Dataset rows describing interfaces
Start of Block

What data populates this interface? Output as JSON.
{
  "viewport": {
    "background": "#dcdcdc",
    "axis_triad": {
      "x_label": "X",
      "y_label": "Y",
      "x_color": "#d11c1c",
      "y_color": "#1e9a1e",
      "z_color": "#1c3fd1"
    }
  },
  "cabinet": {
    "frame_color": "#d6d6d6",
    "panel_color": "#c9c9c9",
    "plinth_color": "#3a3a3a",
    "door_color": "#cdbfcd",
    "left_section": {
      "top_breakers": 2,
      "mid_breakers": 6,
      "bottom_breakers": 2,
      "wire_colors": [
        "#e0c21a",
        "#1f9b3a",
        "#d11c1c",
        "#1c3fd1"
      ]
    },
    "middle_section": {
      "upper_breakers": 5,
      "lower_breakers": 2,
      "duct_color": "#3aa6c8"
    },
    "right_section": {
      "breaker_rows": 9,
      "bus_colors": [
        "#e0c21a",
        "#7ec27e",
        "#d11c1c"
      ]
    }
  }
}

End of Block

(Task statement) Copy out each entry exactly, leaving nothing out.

(Answer below)
What data populates this interface? Output as JSON.
{
  "viewport": {
    "background": "#dcdcdc",
    "axis_triad": {
      "x_label": "X",
      "y_label": "Y",
      "x_color": "#d11c1c",
      "y_color": "#1e9a1e",
      "z_color": "#1c3fd1"
    }
  },
  "cabinet": {
    "frame_color": "#d6d6d6",
    "panel_color": "#c9c9c9",
    "plinth_color": "#3a3a3a",
    "door_color": "#cdbfcd",
    "left_section": {
      "top_breakers": 2,
      "mid_breakers": 6,
      "bottom_breakers": 2,
      "wire_colors": [
        "#e0c21a",
        "#1f9b3a",
        "#d11c1c",
        "#1c3fd1"
      ]
    },
    "middle_section": {
      "upper_breakers": 5,
      "lower_breakers": 2,
      "duct_color": "#3aa6c8"
    },
    "right_section": {
      "breaker_rows": 9,
      "bus_colors": [
        "#e0c21a",
        "#7ec27e",
        "#d11c1c"
      ]
    }
  }
}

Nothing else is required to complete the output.